A new medical study has found that long-term exposure to fine particle matter air pollution that is partly derived from car emissions is associated with Atherosclerosis - or the thickening of artery walls.
Dr Hagen Kalsch from the West-German Heart Centre in Essen, Germany, conducted the study to determine whether increased heart risks were down to noise, particle pollution, or both.
The study involved 4,814 participants with an average age of 60 years, all living in differing proximity to major roads.
Evidence strongly suggested that those who lived closer to busy roads were more likely to suffer with heart disease in later life.
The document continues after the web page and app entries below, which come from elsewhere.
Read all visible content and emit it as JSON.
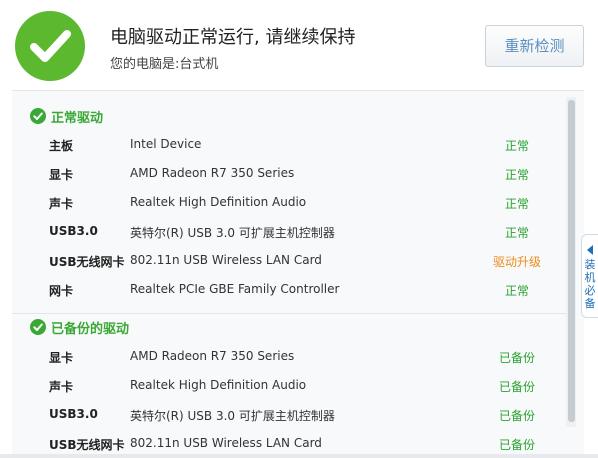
{
  "header": {
    "title": "电脑驱动正常运行, 请继续保持",
    "subtitle": "您的电脑是:台式机",
    "rescan_label": "重新检测"
  },
  "sections": {
    "normal": {
      "title": "正常驱动",
      "items": [
        {
          "name": "主板",
          "desc": "Intel Device",
          "status": "正常"
        },
        {
          "name": "显卡",
          "desc": "AMD Radeon R7 350 Series",
          "status": "正常"
        },
        {
          "name": "声卡",
          "desc": "Realtek High Definition Audio",
          "status": "正常"
        },
        {
          "name": "USB3.0",
          "desc": "英特尔(R) USB 3.0 可扩展主机控制器",
          "status": "正常"
        },
        {
          "name": "USB无线网卡",
          "desc": "802.11n USB Wireless LAN Card",
          "status": "驱动升级"
        },
        {
          "name": "网卡",
          "desc": "Realtek PCIe GBE Family Controller",
          "status": "正常"
        }
      ]
    },
    "backup": {
      "title": "已备份的驱动",
      "items": [
        {
          "name": "显卡",
          "desc": "AMD Radeon R7 350 Series",
          "status": "已备份"
        },
        {
          "name": "声卡",
          "desc": "Realtek High Definition Audio",
          "status": "已备份"
        },
        {
          "name": "USB3.0",
          "desc": "英特尔(R) USB 3.0 可扩展主机控制器",
          "status": "已备份"
        },
        {
          "name": "USB无线网卡",
          "desc": "802.11n USB Wireless LAN Card",
          "status": "已备份"
        }
      ]
    }
  },
  "side_tab": {
    "label": "装机必备"
  },
  "colors": {
    "accent_green": "#3aa835",
    "check_green": "#5cb82e",
    "upgrade_orange": "#f08c1e",
    "link_blue": "#5a8fbf"
  }
}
For every increase in particle volume up to 2.4 micrometers, the degree of heart calcification increased by 20.7% and for every 100-metre increase in proximity to heavy traffic it rose by 10%.
Commenting on the results, Dr Kalsch confirms that long-term exposure to fine air pollution and to road traffic noise are both independently associated with the risk of heart disease.
Speaking to medicalexpress.com, Dr Kalsch said: "These two major types of traffic emissions help explain the observed associations between living close to high traffic and subclinical Atherosclerosis."
The study also revealed that both traffic and noise pollution cause an imbalance in the autonomic nervous system, which feeds into the complex mechanisms regulating blood pressure, blood lipids, glucose level, clotting and viscosity.
In plain English, if you live near a busy road, you might want to invest in some earplugs and a gas mask.